“How can I contact him? The owner I mean.”
The young clerk scrawled a number and address on a pad that was near the register, tore off the sheet and handed it to Rory. Rory’s face lit up red as he read the the note. He turned and went back to the cruiser. We left and went directly to the residence of the owner, Keaton Hakes. Rory was quiet while driving to our next stop, and I wondered what was going on in his mind.
“Sorry I kicked you back there.” I said.
“He shook himself out of his thoughts, and looked over puzzled, and then said,
“Don’t worry about it. Thanks for the reminder. Maybe we can get some real answers now.”
He smiled half heartily. He still seemed upset. The cruiser made it to the residence in record time. The car crawled up the slope of the long, steep driveway, which opened up into a car port area, once on top of the hill. The house was huge, a three story old Victorian, with fancy details and a tri-color paint job. In the world of houses, this was a classic. We both got out of the car and stepped up to the porch. The front door opened before Rory could ring the bell.
“Please come in Sir, Miss.”
A house maid opened the door wide, and bowed her head for us to enter. She was wearing a uniform and apron, something you only see in movies on the late show. Her face was timid and small, a petite figure, and she had shoulder length brown curly hair. I noted in my head that she resembled the dead girl, and hoped that it meant nothing.
“Mr. Hakes is expecting you. Follow me.”
We followed her through the grand marble floored hall and into a great room. The room was decked out with antique satin and velvet furniture, highly polished woods, oriental carpets on the gleaming floors, and lots of flowers in crystal vases. We both heard rattling and looked across the room, where there was another doorway. The glass doors opened and a man entered.
“Well hello officer. What can I do for you? My employee called and said you would be stopping by. Please have a seat.”
The man waved his arms towards the sofa and chair arrangement.
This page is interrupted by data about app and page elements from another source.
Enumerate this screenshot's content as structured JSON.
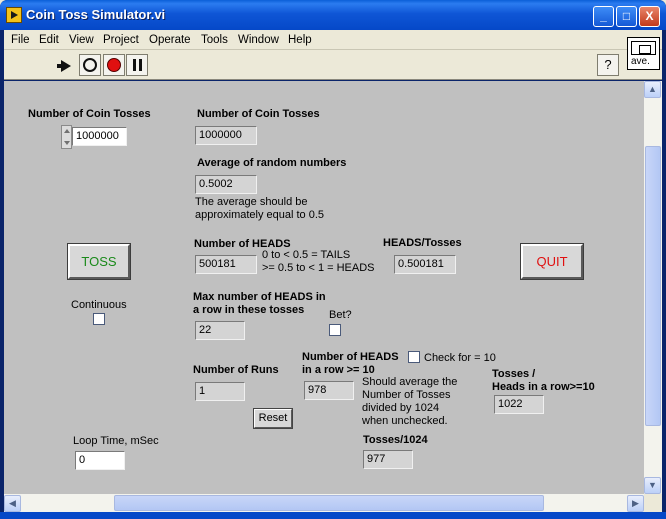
{
  "window": {
    "title": "Coin Toss Simulator.vi",
    "minimize": "_",
    "maximize": "□",
    "close": "X"
  },
  "menu": [
    "File",
    "Edit",
    "View",
    "Project",
    "Operate",
    "Tools",
    "Window",
    "Help"
  ],
  "toolbar": {
    "help": "?",
    "vi_icon_label": "ave."
  },
  "panel": {
    "tosses_control_label": "Number of Coin Tosses",
    "tosses_control_value": "1000000",
    "tosses_indicator_label": "Number of Coin Tosses",
    "tosses_indicator_value": "1000000",
    "average_label": "Average of random numbers",
    "average_value": "0.5002",
    "average_note": "The average should be\napproximately equal to 0.5",
    "toss_button": "TOSS",
    "quit_button": "QUIT",
    "heads_label": "Number of HEADS",
    "heads_value": "500181",
    "heads_rule": "0 to < 0.5 = TAILS\n>= 0.5 to < 1 = HEADS",
    "ratio_label": "HEADS/Tosses",
    "ratio_value": "0.500181",
    "continuous_label": "Continuous",
    "max_row_label": "Max number of HEADS in\na row in these tosses",
    "max_row_value": "22",
    "bet_label": "Bet?",
    "runs_label": "Number of Runs",
    "runs_value": "1",
    "heads_row_label": "Number of HEADS\nin a row >= 10",
    "heads_row_value": "978",
    "check_label": "Check for = 10",
    "heads_row_note": "Should average the\nNumber of Tosses\ndivided by 1024\nwhen unchecked.",
    "tosses_per_row_label": "Tosses /\nHeads in a row>=10",
    "tosses_per_row_value": "1022",
    "reset_button": "Reset",
    "loop_time_label": "Loop Time, mSec",
    "loop_time_value": "0",
    "tosses_1024_label": "Tosses/1024",
    "tosses_1024_value": "977"
  }
}
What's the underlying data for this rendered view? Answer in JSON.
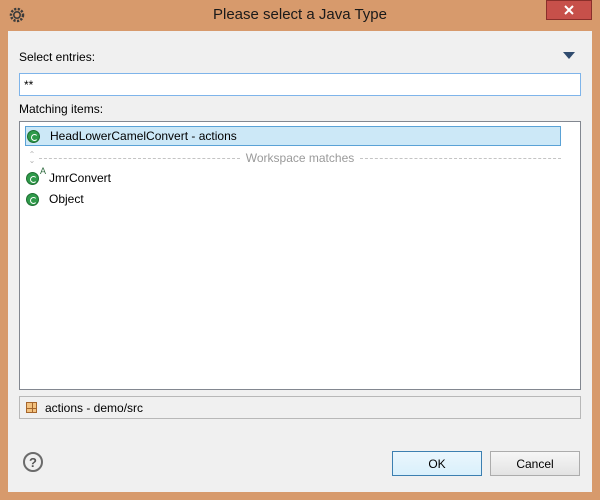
{
  "window": {
    "title": "Please select a Java Type",
    "icons": {
      "app": "gear-icon",
      "close": "close-icon"
    }
  },
  "filter": {
    "label": "Select entries:",
    "value": "**",
    "menu_icon": "chevron-down-icon"
  },
  "results": {
    "label": "Matching items:",
    "history_items": [
      {
        "name": "HeadLowerCamelConvert - actions",
        "icon": "class-icon",
        "selected": true
      }
    ],
    "separator_label": "Workspace matches",
    "workspace_items": [
      {
        "name": "JmrConvert",
        "icon": "abstract-class-icon",
        "badge": "A"
      },
      {
        "name": "Object",
        "icon": "class-icon"
      }
    ]
  },
  "details": {
    "text": "actions - demo/src",
    "icon": "package-icon"
  },
  "buttons": {
    "help_glyph": "?",
    "ok": "OK",
    "cancel": "Cancel"
  },
  "colors": {
    "title_bar": "#d79a6c",
    "dialog_bg": "#f0f0f0",
    "selection_bg": "#cce8f7",
    "selection_border": "#5aa2d6",
    "class_icon": "#2f9a4a",
    "close_button": "#c7504a"
  }
}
Then Keaton Hakes held out his hand to shake, but Rory didn’t take it. Instead he went right to the questions. He flipped open a notebook and had a pencil in hand.
“Mr. Hakes, we need a complete list of all the live role players that have been using your services, as well as the descriptions of said games.”
Rory looked straight into the man’s eyes, without a blink, as he listened to his response. The man shook his head and started talking about protecting his clients rights. Rory let Mr. Hakes ramble a bit, a technique often used, hoping some information might leak through the gibberish, and offer leverage into the questioning. Rory had heard enough and interrupted him.
“Sorry Mr. Hakes, but that argument does not apply, and if you don’t cooperate, you will be charged with interfering with an investigation, and not cooperating with an open case. We need the documents.”
I had never heard Rory so firm and hard. His voice was almost dangerous. I realized then, that these two already know each other. There was some kind of history between them that I wasn’t privy to. Keaton Hakes walked to the desk in the room, his eyes still staring at Rory with hatred, as he opened a drawer. He pulled some papers out, and briefly looked through them, and then he held out his hand with a few sheets of white paper, flapping in the air.
“I think this is what you want. I hope you don’t harass my clients, I pride myself to do business with discretion.” Keaton Hakes said.
“Let’s hope that’s all you need to worry about.” Rory said.
He turned and walked out; I followed, like a good little Ranger.
Until next week - happy reading! and writing.
Until next week - happy reading! and writing.